Additionally, Polar LNG, the company that would operate the North Slope liquefaction plant, is proposing “cost of service rates,” according to Pentex President Dan Britton.
With the two decisions, Britton said, “consumers of natural gas can be assured to receive the full benefit of State of Alaska involvement and complete transparency in the process.”
Some local supportThe decisions also helped earn Pentex the limited support of local officials.
A Pentex press release announcing the proposal included supportive comments from Fairbanks Mayor Jerry Cleworth, Fairbanks North Star Borough Assembly Presiding Officer Diane Hutchison and Fairbanks Chamber of Commerce Executive Director Lisa Herbert, although none of the three officials appeared to offer an exclusive endorsement.
“I’m encouraged to see several responses to the Governor’s initiative, including FNG from the private sector with a proposal for a public-private partnership” Cleworth said.
Hebert hinted at the need for lawmakers to approve HB 58, or something similar, as soon as possible. “Our community can’t wait any longer for energy relief. We must make progress this session and it’s encouraging to see movement towards lowering Fairbanks’ energy costs, which is the Chamber’s number one priority again this year,” she said.
Toward the end of 2012, Hutchison helped create the Interior Alaska Natural Gas Utility, a borough-wide municipal utility with the power to someday build and manage a gas distribution grid that could collaborate or compete with Fairbanks Natural Gas. “Now that FNG will be a fully regulated utility,” Hutchison said, “I’m pleased with the interest they’ve shown in responding to the Governor’s effort toward energy cost relief.”

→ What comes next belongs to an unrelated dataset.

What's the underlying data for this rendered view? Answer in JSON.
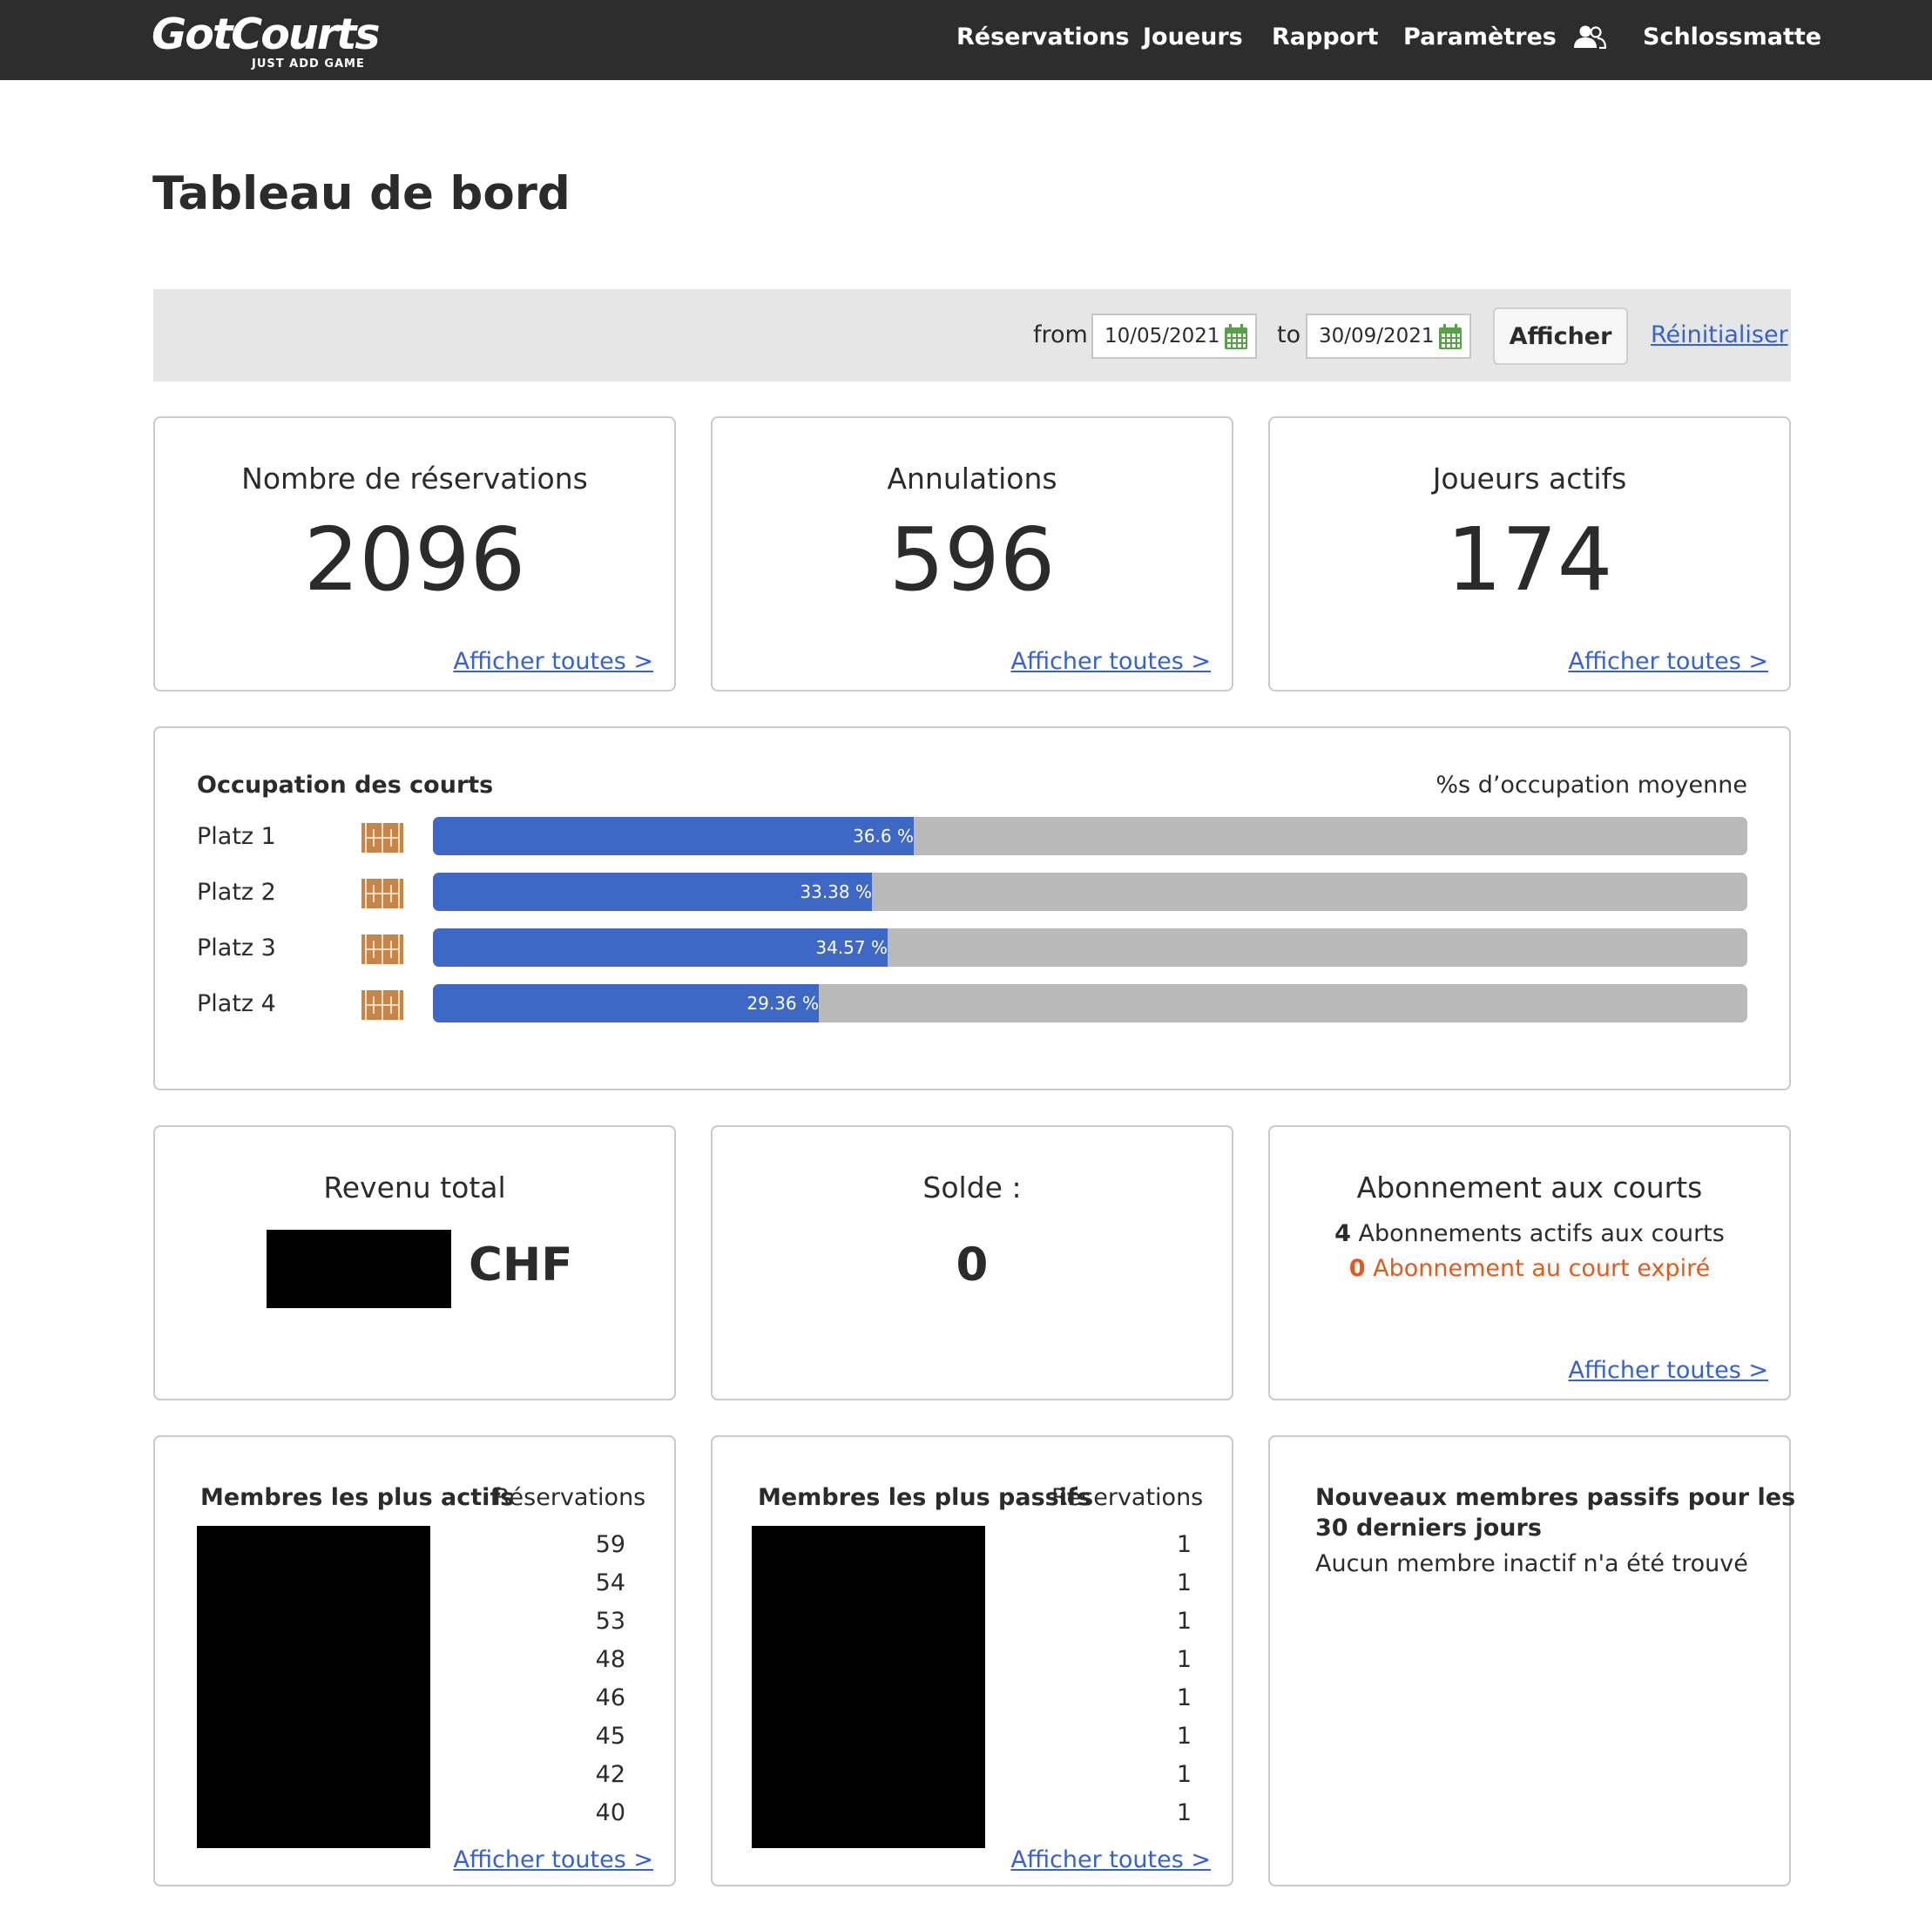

GVEA prefers grant fundingWhile Britton said the Pentex Proposal “provides the earliest and greatest opportunity for energy price relief to the Interior of Alaska,” Golden Valley Electric Association believes it can generate more value for consumers because, as a member owned cooperative, “not a penny of the LNG price would be used for paying income taxes or profits to investors.”
The GVEA project also covers the entire project from acquisition to vaporization and storage, and anticipates coming online as soon as 2015, but would require third-party distribution, such as Fairbanks Natural Gas or the Interior Alaska Natural Gas Utility.
Because GVEA is primarily interested in lowering the cost of power for its members, it included a provision in its proposal saying that its “leadership in providing community space heating relief must also protect co-op members from excessive financial risk.”
Along similar lines, GVEA argues that funding the project with a grant instead of a low-interest loan would result both in cheaper gas and steadier pricing over time. (Because an operator could pay down the loan more quickly as the distribution system expanded, the earliest customers would initially pay higher rates, as suggested by the Pentex Proposal.)
With a $50 million state grant and $150 million in low interest AIDEA loans, GVEA believes its project could deliver gas to consumers between $11 and slightly more than $14 per thousand cubic feet, depending on the total throughput of the liquefaction plant.